From Hugh Gill.
MR Bellows’ letter (JEP 2 April) alleges that Constables would have to be paid by their ratepayers if they were not in the States. I think he misunderstands the situation.
Constables are paid for their States work, not for their parish work. So if they are not doing States work, there is no need for them to be paid by the parish. Seems simple to me.
The parish system works because there are people ready, willing and able to give their time and effort to serve the community. The fact that the Constables are paid politicians causes a potential problem, as they are also the head of the (honorary) parish system.
The return of the Constables to the parish halls in an honorary capacity will, I believe, greatly enhance the chances of the system surviving. Of course, under Option A, if any Constable feels they can manage both jobs, there is nothing to stop them standing as a Deputy in their district.
It is easy in this debate to forget that every parish is managed efficiently anyway by the paid staff who give support to those involved, whether they be registrars, rates or roads committee or police, not to mention the Constables, in an honorary role in the parish.
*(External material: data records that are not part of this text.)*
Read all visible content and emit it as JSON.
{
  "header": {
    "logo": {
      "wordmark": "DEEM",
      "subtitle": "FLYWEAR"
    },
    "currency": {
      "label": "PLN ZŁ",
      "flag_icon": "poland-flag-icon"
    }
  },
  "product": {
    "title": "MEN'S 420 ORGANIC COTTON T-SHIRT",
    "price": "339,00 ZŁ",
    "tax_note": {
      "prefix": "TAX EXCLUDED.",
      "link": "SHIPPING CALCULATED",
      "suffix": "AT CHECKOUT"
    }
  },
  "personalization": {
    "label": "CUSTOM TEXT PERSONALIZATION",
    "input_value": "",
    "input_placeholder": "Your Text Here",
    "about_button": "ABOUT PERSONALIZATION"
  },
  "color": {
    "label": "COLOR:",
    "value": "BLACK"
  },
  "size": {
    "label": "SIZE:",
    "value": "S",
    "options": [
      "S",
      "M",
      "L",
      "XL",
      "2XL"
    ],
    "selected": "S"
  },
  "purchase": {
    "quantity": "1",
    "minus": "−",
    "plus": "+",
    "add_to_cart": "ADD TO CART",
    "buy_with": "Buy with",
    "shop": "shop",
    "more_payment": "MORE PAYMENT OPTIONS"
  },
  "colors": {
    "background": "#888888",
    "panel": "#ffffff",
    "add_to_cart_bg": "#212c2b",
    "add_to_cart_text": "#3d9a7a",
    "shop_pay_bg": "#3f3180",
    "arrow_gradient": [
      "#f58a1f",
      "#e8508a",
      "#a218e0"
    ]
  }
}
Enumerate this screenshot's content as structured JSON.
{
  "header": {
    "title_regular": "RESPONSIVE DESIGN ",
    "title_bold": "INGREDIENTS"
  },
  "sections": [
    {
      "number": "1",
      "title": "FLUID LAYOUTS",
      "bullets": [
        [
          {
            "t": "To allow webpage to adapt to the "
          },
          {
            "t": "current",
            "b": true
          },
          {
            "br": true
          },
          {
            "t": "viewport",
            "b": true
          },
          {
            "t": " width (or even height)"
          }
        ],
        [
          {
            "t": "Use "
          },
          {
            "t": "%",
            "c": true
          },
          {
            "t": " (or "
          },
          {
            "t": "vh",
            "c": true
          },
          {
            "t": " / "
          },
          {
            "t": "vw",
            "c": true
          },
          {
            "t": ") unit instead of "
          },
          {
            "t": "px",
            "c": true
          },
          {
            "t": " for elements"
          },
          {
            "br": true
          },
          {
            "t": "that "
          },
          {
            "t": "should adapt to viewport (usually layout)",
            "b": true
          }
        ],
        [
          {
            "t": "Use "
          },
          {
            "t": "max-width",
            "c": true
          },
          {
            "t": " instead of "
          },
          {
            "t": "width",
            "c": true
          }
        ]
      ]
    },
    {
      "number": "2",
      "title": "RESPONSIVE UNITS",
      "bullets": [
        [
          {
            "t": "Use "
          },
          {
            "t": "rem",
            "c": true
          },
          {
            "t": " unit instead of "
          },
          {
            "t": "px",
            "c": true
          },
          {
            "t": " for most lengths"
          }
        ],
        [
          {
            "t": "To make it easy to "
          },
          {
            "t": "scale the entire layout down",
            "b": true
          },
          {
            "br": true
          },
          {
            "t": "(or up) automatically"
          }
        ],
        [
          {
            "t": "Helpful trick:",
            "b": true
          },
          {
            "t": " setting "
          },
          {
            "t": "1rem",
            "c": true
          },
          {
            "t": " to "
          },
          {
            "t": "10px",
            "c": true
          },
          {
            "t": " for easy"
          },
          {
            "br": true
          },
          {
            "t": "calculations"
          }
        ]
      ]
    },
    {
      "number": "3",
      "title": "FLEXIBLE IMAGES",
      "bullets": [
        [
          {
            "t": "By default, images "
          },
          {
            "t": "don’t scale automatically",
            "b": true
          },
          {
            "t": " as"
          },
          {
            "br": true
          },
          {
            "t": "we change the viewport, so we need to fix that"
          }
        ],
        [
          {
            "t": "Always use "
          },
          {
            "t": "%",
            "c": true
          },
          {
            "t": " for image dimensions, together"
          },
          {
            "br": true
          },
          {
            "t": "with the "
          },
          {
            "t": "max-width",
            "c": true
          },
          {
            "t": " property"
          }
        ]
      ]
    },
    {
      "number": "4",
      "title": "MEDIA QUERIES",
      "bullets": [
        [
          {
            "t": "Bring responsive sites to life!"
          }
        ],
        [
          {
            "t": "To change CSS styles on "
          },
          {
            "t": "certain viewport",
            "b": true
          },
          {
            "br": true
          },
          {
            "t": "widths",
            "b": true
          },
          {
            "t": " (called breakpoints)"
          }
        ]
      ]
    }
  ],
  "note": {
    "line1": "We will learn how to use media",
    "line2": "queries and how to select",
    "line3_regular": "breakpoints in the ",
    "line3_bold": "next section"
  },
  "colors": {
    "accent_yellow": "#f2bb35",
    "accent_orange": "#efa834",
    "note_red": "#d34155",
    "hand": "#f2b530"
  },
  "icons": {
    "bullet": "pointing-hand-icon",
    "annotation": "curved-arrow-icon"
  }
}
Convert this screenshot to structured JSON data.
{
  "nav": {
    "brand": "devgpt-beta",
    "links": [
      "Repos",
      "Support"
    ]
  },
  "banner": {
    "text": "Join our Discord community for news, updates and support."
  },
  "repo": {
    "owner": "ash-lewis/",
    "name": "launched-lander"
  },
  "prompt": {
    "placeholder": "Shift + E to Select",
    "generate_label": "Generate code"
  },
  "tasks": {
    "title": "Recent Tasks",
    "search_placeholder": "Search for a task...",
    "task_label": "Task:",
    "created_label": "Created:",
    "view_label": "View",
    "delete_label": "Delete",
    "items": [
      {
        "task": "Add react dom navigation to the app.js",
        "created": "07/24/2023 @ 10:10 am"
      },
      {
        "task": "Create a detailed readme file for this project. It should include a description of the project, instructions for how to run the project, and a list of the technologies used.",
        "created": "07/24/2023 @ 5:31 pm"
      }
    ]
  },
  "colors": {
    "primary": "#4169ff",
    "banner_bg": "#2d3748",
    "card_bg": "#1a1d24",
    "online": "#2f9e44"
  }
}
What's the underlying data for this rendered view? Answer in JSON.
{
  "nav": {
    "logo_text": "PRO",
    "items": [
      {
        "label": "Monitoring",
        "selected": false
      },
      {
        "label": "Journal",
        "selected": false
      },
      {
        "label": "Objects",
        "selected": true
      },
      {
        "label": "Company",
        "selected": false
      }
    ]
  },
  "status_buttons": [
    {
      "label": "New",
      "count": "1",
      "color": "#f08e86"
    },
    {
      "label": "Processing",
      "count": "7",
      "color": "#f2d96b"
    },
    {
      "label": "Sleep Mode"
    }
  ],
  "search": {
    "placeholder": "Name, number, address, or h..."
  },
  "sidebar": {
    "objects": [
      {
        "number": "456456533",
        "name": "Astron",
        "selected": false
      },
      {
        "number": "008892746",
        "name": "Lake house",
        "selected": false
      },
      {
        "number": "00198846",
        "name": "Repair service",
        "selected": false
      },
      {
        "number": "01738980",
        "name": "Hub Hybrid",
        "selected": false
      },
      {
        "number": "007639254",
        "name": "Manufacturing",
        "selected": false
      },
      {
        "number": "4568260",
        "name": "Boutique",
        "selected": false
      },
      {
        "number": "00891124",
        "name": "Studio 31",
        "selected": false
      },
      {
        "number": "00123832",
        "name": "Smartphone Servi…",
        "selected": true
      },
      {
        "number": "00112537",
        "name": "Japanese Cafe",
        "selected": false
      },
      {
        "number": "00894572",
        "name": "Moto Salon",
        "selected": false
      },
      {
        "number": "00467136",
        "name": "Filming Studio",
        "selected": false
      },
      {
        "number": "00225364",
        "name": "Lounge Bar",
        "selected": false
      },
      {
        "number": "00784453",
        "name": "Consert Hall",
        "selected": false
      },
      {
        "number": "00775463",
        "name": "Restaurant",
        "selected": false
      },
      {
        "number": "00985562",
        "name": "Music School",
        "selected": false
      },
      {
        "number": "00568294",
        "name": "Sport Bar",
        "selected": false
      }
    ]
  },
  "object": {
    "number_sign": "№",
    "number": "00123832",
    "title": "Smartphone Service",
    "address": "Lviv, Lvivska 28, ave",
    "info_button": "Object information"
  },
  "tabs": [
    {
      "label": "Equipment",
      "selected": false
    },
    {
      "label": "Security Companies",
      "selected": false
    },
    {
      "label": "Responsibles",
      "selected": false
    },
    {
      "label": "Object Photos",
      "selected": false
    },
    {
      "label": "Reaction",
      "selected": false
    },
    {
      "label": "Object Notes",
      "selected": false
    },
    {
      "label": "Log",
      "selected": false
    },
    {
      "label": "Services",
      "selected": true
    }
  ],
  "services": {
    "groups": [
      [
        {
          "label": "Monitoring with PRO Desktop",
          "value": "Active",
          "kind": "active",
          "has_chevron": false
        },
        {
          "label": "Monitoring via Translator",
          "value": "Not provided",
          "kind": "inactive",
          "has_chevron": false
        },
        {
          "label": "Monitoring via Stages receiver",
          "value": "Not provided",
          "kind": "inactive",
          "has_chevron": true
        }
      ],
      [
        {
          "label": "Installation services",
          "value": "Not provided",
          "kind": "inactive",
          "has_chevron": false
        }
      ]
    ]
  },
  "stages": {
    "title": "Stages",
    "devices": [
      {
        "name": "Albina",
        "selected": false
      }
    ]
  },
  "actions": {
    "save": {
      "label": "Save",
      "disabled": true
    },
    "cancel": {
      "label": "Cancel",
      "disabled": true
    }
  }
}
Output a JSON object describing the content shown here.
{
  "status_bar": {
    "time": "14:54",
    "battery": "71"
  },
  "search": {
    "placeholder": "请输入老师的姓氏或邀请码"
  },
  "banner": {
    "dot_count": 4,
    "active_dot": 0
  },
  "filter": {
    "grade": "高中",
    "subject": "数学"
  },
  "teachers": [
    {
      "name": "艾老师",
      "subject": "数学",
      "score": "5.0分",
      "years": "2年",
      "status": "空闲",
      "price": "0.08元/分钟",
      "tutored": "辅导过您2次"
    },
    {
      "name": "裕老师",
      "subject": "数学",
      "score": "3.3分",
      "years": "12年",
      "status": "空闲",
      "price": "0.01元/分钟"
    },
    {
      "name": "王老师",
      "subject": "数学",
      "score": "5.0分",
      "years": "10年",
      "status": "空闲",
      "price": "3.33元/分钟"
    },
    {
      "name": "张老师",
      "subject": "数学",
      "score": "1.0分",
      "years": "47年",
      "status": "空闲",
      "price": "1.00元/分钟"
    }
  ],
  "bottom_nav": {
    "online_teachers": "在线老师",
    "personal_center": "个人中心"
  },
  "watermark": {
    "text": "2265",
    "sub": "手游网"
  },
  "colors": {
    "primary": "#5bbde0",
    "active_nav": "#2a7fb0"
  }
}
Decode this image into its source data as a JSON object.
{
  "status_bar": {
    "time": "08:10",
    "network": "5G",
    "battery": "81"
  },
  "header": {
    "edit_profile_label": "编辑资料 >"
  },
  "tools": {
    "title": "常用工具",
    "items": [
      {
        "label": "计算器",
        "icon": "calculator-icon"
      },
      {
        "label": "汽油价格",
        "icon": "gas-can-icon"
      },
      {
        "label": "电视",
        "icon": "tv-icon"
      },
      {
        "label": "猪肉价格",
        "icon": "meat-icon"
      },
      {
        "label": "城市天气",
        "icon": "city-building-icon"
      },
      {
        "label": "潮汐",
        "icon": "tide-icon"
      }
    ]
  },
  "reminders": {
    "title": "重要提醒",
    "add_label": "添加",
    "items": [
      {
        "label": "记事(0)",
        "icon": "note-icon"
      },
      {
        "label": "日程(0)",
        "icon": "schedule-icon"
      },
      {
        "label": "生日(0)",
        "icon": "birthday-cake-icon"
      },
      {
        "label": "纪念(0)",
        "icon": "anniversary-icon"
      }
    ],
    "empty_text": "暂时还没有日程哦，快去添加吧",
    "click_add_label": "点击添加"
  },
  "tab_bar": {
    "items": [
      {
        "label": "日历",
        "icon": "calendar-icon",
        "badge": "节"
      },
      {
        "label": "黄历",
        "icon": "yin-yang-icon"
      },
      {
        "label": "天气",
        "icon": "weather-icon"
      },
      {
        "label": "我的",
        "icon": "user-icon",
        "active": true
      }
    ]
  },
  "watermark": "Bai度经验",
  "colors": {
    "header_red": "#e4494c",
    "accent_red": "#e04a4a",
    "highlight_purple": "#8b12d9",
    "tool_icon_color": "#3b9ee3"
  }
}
The last time there was a major change to the electoral system, 65 years ago, the States met once every two weeks or so, and the budget was about £3 million. Now they sit more often and have to find £650 million to keep our services going and pay all the ancillary costs of infrastructure, salaries and wages, not to mention facing up to challenges from the outside. It’s quite a different world and we need to change to face the challenges.
I would encourage your readers to consider the benefits of Option A in the forthcoming referendum as a starting point of making the meaningful changes we need.